German diagnostics firm Protagen and the Natural and Medical Sciences Institute at the University of Tübingen said this week that they have signed an agreement to jointly develop multiplex assays for the diagnosis of autoimmune diseases and cancer.

The partnership stems from pilot studies conducted by Protagen and NMI over the past two years, the parties said.

"For several years our focus has been on development of testing systems using planar and bead-based protein microarrays," NMI professor Hugo Hämmerle said in a statement. "The cooperation with Protagen allows us to collaborate on the commercialization of assays for personalized medicine."

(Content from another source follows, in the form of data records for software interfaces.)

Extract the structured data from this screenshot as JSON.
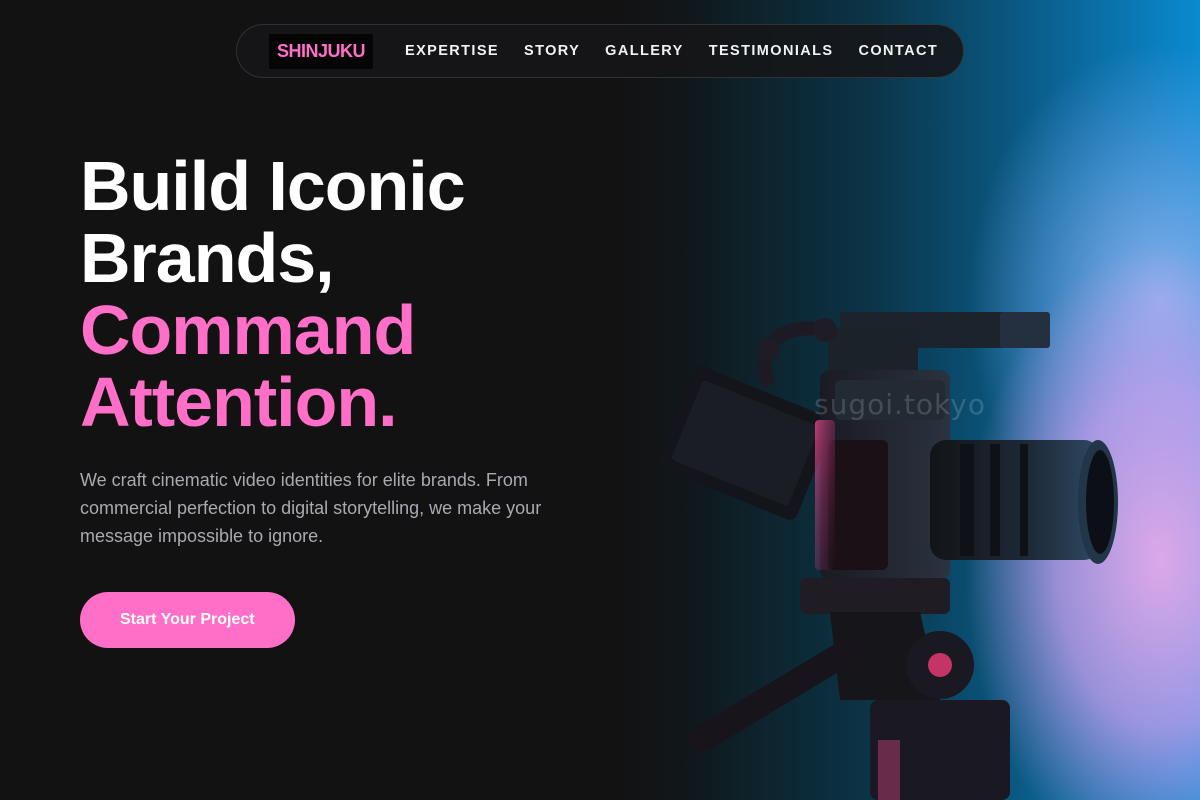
{
  "nav": {
    "logo": "SHINJUKU",
    "links": [
      "EXPERTISE",
      "STORY",
      "GALLERY",
      "TESTIMONIALS",
      "CONTACT"
    ]
  },
  "hero": {
    "headline_line1": "Build Iconic",
    "headline_line2": "Brands,",
    "headline_line3": "Command",
    "headline_line4": "Attention.",
    "subtext": "We craft cinematic video identities for elite brands. From commercial perfection to digital storytelling, we make your message impossible to ignore.",
    "cta_label": "Start Your Project"
  },
  "image": {
    "subject": "camera-on-tripod",
    "watermark": "sugoi.tokyo"
  },
  "colors": {
    "accent": "#ff6ec7",
    "background": "#121212",
    "nav_bg": "#161618",
    "subtext": "#a9a9b0"
  }
}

Protagen's UNIarray protein array platform uses recombinant human proteins to detect auto-antibodies in patient serum, enabling researchers to screen samples for auto-antibody patterns tied to a given disease state. According to the company, its expression libraries contain more than 10,000 human proteins.

In addition to the NMI deal, Protagen has a number of other ongoing protein biomarker efforts, including collaborations with pharma firm SuppreMol on lupus biomarkers (PM 11/5/2011), and with Biogen Idec on biomarkers to aid in multiple sclerosis drug development (PM 4/1/2011).

The Scan

For Better Odds

Bloomberg reports that a child has been born following polygenic risk score screening as an embryo.

Booster Decision Expected

The New York Times reports the US Food and Drug Administration is expected to authorize a booster dose of the Pfizer-BioNTech SARS-CoV-2 vaccine this week for individuals over 65 or at high risk.

Snipping HIV Out

The Philadelphia Inquirer reports Temple University researchers are to test a gene-editing approach for treating HIV.

PLOS Papers on Cancer Risk Scores, Typhoid Fever in Colombia, Streptococcus Protection

In PLOS this week: application of cancer polygenic risk scores across ancestries, genetic diversity of typhoid fever-causing Salmonella, and more.